(Entries provided)
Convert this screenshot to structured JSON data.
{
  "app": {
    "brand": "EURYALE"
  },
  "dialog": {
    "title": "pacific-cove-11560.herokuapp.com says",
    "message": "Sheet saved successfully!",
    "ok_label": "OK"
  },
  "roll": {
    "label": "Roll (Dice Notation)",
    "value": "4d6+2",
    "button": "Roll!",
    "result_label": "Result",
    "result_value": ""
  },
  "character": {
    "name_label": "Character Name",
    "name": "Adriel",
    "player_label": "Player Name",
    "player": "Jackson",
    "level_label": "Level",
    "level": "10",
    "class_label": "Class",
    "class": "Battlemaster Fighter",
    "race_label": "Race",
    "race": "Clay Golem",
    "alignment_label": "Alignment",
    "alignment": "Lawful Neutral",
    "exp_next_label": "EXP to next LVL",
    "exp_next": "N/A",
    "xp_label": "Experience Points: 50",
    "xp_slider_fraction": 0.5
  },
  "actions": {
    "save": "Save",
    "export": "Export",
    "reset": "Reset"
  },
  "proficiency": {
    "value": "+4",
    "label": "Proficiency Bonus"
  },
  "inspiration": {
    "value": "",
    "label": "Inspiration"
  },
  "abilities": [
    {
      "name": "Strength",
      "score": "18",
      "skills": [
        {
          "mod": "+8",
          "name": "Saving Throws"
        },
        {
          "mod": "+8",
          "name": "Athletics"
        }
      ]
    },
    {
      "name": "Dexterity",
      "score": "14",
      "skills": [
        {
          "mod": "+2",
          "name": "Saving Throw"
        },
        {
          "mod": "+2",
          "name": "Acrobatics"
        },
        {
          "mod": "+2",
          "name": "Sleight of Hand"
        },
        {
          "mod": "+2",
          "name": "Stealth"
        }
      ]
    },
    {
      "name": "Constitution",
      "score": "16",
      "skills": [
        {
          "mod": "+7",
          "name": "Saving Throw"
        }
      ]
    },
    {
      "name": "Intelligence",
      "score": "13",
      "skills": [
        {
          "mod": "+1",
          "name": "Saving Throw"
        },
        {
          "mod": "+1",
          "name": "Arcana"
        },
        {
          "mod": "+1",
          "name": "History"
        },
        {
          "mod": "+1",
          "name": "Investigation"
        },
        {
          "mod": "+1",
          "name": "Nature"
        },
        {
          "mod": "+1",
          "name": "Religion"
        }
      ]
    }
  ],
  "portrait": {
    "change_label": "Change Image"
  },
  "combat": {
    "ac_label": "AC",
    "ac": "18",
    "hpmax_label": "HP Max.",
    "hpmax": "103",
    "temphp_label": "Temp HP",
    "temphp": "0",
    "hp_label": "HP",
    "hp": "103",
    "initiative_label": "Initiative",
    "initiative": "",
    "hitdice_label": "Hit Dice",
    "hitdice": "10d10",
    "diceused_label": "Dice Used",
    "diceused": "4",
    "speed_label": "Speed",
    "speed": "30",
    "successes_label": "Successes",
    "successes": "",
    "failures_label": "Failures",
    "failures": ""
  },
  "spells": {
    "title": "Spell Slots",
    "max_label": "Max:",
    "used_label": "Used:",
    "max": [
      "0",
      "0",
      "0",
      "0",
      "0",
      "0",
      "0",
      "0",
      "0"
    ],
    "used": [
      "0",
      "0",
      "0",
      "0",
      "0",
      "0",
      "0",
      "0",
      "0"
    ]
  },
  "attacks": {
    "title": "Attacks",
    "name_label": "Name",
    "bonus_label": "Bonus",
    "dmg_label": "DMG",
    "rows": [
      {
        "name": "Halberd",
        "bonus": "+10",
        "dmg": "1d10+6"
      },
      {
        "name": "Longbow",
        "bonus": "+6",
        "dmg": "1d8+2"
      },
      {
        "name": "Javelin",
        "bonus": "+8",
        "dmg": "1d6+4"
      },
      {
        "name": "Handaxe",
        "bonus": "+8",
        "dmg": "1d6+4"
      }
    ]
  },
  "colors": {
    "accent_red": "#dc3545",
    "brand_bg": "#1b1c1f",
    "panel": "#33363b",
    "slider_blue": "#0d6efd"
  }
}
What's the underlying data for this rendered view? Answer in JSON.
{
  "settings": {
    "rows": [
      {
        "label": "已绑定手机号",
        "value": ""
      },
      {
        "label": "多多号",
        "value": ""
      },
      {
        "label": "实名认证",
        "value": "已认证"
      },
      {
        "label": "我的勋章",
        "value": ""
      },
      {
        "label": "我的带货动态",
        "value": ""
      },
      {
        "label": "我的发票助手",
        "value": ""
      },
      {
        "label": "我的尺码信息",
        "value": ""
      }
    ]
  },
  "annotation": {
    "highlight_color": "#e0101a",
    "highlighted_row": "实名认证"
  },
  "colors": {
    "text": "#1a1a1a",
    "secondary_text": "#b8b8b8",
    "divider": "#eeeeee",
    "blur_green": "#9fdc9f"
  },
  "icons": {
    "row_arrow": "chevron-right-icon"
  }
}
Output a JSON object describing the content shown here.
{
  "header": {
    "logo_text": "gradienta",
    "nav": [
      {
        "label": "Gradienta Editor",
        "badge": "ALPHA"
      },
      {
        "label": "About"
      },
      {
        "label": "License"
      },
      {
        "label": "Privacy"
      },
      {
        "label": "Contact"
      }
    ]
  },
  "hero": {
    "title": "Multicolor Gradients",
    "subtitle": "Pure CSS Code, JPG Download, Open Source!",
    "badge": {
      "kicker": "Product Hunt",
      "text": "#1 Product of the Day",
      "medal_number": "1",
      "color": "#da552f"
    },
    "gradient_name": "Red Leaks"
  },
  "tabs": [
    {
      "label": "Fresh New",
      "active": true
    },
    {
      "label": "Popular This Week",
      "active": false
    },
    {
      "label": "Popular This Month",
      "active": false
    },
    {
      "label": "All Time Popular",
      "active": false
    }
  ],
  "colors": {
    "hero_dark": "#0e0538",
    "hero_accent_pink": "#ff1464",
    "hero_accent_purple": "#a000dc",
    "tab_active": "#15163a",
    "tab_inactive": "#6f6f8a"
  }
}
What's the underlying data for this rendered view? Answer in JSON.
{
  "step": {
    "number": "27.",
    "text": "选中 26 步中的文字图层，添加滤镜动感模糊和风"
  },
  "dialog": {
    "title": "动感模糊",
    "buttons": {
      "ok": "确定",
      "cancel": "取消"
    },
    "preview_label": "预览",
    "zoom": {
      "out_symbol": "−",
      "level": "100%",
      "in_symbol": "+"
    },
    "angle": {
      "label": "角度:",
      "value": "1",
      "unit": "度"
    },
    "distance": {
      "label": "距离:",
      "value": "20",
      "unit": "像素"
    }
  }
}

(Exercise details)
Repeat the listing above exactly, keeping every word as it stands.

(Solution)
Convert this screenshot to structured JSON data.
{
  "app": {
    "brand": "EURYALE"
  },
  "dialog": {
    "title": "pacific-cove-11560.herokuapp.com says",
    "message": "Sheet saved successfully!",
    "ok_label": "OK"
  },
  "roll": {
    "label": "Roll (Dice Notation)",
    "value": "4d6+2",
    "button": "Roll!",
    "result_label": "Result",
    "result_value": ""
  },
  "character": {
    "name_label": "Character Name",
    "name": "Adriel",
    "player_label": "Player Name",
    "player": "Jackson",
    "level_label": "Level",
    "level": "10",
    "class_label": "Class",
    "class": "Battlemaster Fighter",
    "race_label": "Race",
    "race": "Clay Golem",
    "alignment_label": "Alignment",
    "alignment": "Lawful Neutral",
    "exp_next_label": "EXP to next LVL",
    "exp_next": "N/A",
    "xp_label": "Experience Points: 50",
    "xp_slider_fraction": 0.5
  },
  "actions": {
    "save": "Save",
    "export": "Export",
    "reset": "Reset"
  },
  "proficiency": {
    "value": "+4",
    "label": "Proficiency Bonus"
  },
  "inspiration": {
    "value": "",
    "label": "Inspiration"
  },
  "abilities": [
    {
      "name": "Strength",
      "score": "18",
      "skills": [
        {
          "mod": "+8",
          "name": "Saving Throws"
        },
        {
          "mod": "+8",
          "name": "Athletics"
        }
      ]
    },
    {
      "name": "Dexterity",
      "score": "14",
      "skills": [
        {
          "mod": "+2",
          "name": "Saving Throw"
        },
        {
          "mod": "+2",
          "name": "Acrobatics"
        },
        {
          "mod": "+2",
          "name": "Sleight of Hand"
        },
        {
          "mod": "+2",
          "name": "Stealth"
        }
      ]
    },
    {
      "name": "Constitution",
      "score": "16",
      "skills": [
        {
          "mod": "+7",
          "name": "Saving Throw"
        }
      ]
    },
    {
      "name": "Intelligence",
      "score": "13",
      "skills": [
        {
          "mod": "+1",
          "name": "Saving Throw"
        },
        {
          "mod": "+1",
          "name": "Arcana"
        },
        {
          "mod": "+1",
          "name": "History"
        },
        {
          "mod": "+1",
          "name": "Investigation"
        },
        {
          "mod": "+1",
          "name": "Nature"
        },
        {
          "mod": "+1",
          "name": "Religion"
        }
      ]
    }
  ],
  "portrait": {
    "change_label": "Change Image"
  },
  "combat": {
    "ac_label": "AC",
    "ac": "18",
    "hpmax_label": "HP Max.",
    "hpmax": "103",
    "temphp_label": "Temp HP",
    "temphp": "0",
    "hp_label": "HP",
    "hp": "103",
    "initiative_label": "Initiative",
    "initiative": "",
    "hitdice_label": "Hit Dice",
    "hitdice": "10d10",
    "diceused_label": "Dice Used",
    "diceused": "4",
    "speed_label": "Speed",
    "speed": "30",
    "successes_label": "Successes",
    "successes": "",
    "failures_label": "Failures",
    "failures": ""
  },
  "spells": {
    "title": "Spell Slots",
    "max_label": "Max:",
    "used_label": "Used:",
    "max": [
      "0",
      "0",
      "0",
      "0",
      "0",
      "0",
      "0",
      "0",
      "0"
    ],
    "used": [
      "0",
      "0",
      "0",
      "0",
      "0",
      "0",
      "0",
      "0",
      "0"
    ]
  },
  "attacks": {
    "title": "Attacks",
    "name_label": "Name",
    "bonus_label": "Bonus",
    "dmg_label": "DMG",
    "rows": [
      {
        "name": "Halberd",
        "bonus": "+10",
        "dmg": "1d10+6"
      },
      {
        "name": "Longbow",
        "bonus": "+6",
        "dmg": "1d8+2"
      },
      {
        "name": "Javelin",
        "bonus": "+8",
        "dmg": "1d6+4"
      },
      {
        "name": "Handaxe",
        "bonus": "+8",
        "dmg": "1d6+4"
      }
    ]
  },
  "colors": {
    "accent_red": "#dc3545",
    "brand_bg": "#1b1c1f",
    "panel": "#33363b",
    "slider_blue": "#0d6efd"
  }
}
What's the underlying data for this rendered view? Answer in JSON.
{
  "settings": {
    "rows": [
      {
        "label": "已绑定手机号",
        "value": ""
      },
      {
        "label": "多多号",
        "value": ""
      },
      {
        "label": "实名认证",
        "value": "已认证"
      },
      {
        "label": "我的勋章",
        "value": ""
      },
      {
        "label": "我的带货动态",
        "value": ""
      },
      {
        "label": "我的发票助手",
        "value": ""
      },
      {
        "label": "我的尺码信息",
        "value": ""
      }
    ]
  },
  "annotation": {
    "highlight_color": "#e0101a",
    "highlighted_row": "实名认证"
  },
  "colors": {
    "text": "#1a1a1a",
    "secondary_text": "#b8b8b8",
    "divider": "#eeeeee",
    "blur_green": "#9fdc9f"
  },
  "icons": {
    "row_arrow": "chevron-right-icon"
  }
}
Output a JSON object describing the content shown here.
{
  "header": {
    "logo_text": "gradienta",
    "nav": [
      {
        "label": "Gradienta Editor",
        "badge": "ALPHA"
      },
      {
        "label": "About"
      },
      {
        "label": "License"
      },
      {
        "label": "Privacy"
      },
      {
        "label": "Contact"
      }
    ]
  },
  "hero": {
    "title": "Multicolor Gradients",
    "subtitle": "Pure CSS Code, JPG Download, Open Source!",
    "badge": {
      "kicker": "Product Hunt",
      "text": "#1 Product of the Day",
      "medal_number": "1",
      "color": "#da552f"
    },
    "gradient_name": "Red Leaks"
  },
  "tabs": [
    {
      "label": "Fresh New",
      "active": true
    },
    {
      "label": "Popular This Week",
      "active": false
    },
    {
      "label": "Popular This Month",
      "active": false
    },
    {
      "label": "All Time Popular",
      "active": false
    }
  ],
  "colors": {
    "hero_dark": "#0e0538",
    "hero_accent_pink": "#ff1464",
    "hero_accent_purple": "#a000dc",
    "tab_active": "#15163a",
    "tab_inactive": "#6f6f8a"
  }
}
What's the underlying data for this rendered view? Answer in JSON.
{
  "step": {
    "number": "27.",
    "text": "选中 26 步中的文字图层，添加滤镜动感模糊和风"
  },
  "dialog": {
    "title": "动感模糊",
    "buttons": {
      "ok": "确定",
      "cancel": "取消"
    },
    "preview_label": "预览",
    "zoom": {
      "out_symbol": "−",
      "level": "100%",
      "in_symbol": "+"
    },
    "angle": {
      "label": "角度:",
      "value": "1",
      "unit": "度"
    },
    "distance": {
      "label": "距离:",
      "value": "20",
      "unit": "像素"
    }
  }
}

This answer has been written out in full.